But it’s not enough to engage in anti-extremist efforts online, said Nuraniyah.

“It’s good that these volunteers are giving a voice to the silent majority of moderate Muslims,” she said. “But just putting your ideas out there doesn’t really target those who are most vulnerable to radicalization.”

The problem is that many of Indonesia’s would-be radicals aren’t Facebook friends with those posting moderate content, or following them on Twitter, or part of their messaging groups. Too often, the two sides may be missing each other online.

“In Indonesia,” Nuraniyah said, “jihad is a social activity” -- not just a social media activity. “People get recruited online, through social media, but their further radicalization occurs offline, in study groups and meetings.”

Those face-to-face gatherings happen in public places, at mosques and madrassas. Nuraniyah argues that such radicalizing activities must somehow be disrupted or limited in order to stem the growth of ISIS. She suggested that the Indonesian government cooperate with religious leaders at the municipal or village level to prevent such meetings.

David Against Goliath

Against the daily deluge of ISIS propaganda, there is a David-and-Goliath quality to the Indonesian volunteers’ missives. But NU is extending its reach every day.

It has established several websites to promote its moderate views, developed an Android app, broadcast sermons on its online TV channels, and even released a feature-length film.

So far, the NU cyber warriors have worked almost exclusively in the Indonesian language, said Staquf, and not in Arabic, which is the lingua franca of many ISIS advocates. But he said he hopes to add Arabic outreach.

For its part, the Indonesian government has found it difficult to effectively attack the Islamic State’s message.

“There is no state-induced politicization of religion in Indonesia,” said Rohan Gunaratna, a security studies professor based in Singapore. “So the Jakarta government is not officially countering these foreign influences or promoting moderation and toleration.”

When the Indonesian government decided to block access to some two dozen websites last year due to their “radical content,” it did so with a clumsy hand that caused a major public backlash. “The websites were puritanical and sympathized with Salafi ideology, but they were not actually violent or terrorist,” said Nuraniyah. Human rights groups came to their defense on the grounds of free speech.

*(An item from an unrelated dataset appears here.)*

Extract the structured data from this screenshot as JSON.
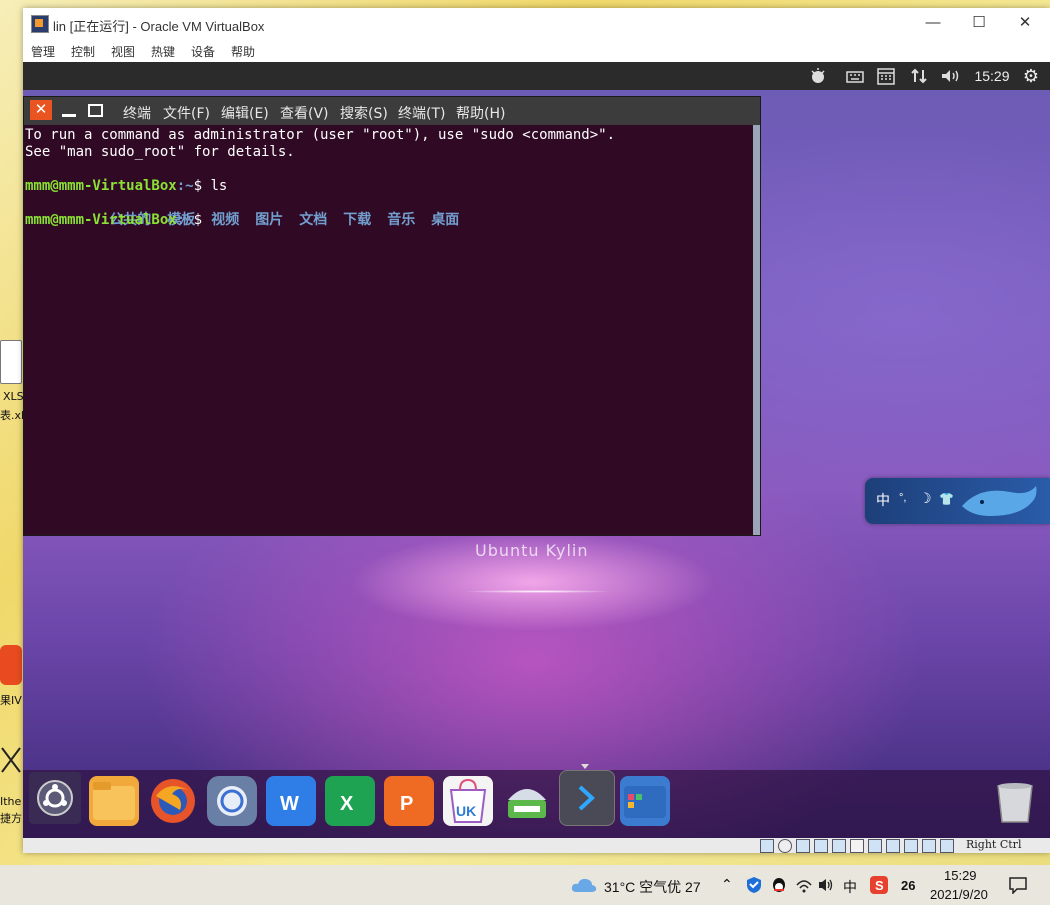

That uproar illustrates the challenges that await any broad government efforts to quash non-violent extremism, Nuraniyah said.

But the voices of private citizens like Adib and his fellow cyber warriors aren’t so constrained. Every day, they take aim at ISIS, one tweet at a time.